‘Argument for retirement of 86 group’ falls on deaf ears

Posted January. 27, 2022 07:56,   

Updated January. 27, 2022 07:56


Despite ruling Democratic Party of Korea leader Song Young-gil’s announcement to not run for the next general elections, the ‘argument for the retirement of 86 group’ – referring to those who entered college in the 80s and were born in the 60s – is not garnering attention. While there is no more movement for an additional announcement to give up on running a presidential election, there are differing opinions within the ruling party regarding the argument.

“The essence of the argument is to withdraw the old system of vested rights,” Kim Jong-min, the member of the Democratic Party of Korea who first publicly suggested the argument, said during an interview with MBC Radio on Wednesday. Kim is a key member of the pro-Moon camp and belongs to the 86 group. “Voluntary resignation is not the key. We should work together to remove the outdated system of vested rights,” he said when asked if he was going to resign voluntarily. Kim took a step back, saying that system reform is a priority, rather than personnel reform. Kim publicly called for the retirement of the 86 group on Sunday, saying that change and determination are needed.

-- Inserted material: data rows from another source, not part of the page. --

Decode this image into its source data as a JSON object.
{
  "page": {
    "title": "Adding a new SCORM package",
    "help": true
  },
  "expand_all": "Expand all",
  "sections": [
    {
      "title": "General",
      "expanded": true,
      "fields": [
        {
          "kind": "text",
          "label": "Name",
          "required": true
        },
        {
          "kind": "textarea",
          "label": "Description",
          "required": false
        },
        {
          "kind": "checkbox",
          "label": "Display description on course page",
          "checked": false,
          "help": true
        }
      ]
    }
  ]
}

It is believed that Kim prioritized system reform as the members of the 86 group seemed unwilling to join Song despite his announcement to not run for the next general elections. The only member who expressed such an intention until Wednesday is Woo Sang-ho who reconfirmed his pledge to not run for office last year. “There seems to be no member who wants to join the announcement,” said a member of the ruling party. Rather, some prominent members are dissatisfied with Song trying to ban lawmakers from serving four consecutive terms in the same constituency on Tuesday.

Hoon-Sang Park tigermask@donga.com · Sung-Hwi Kang yolo@donga.com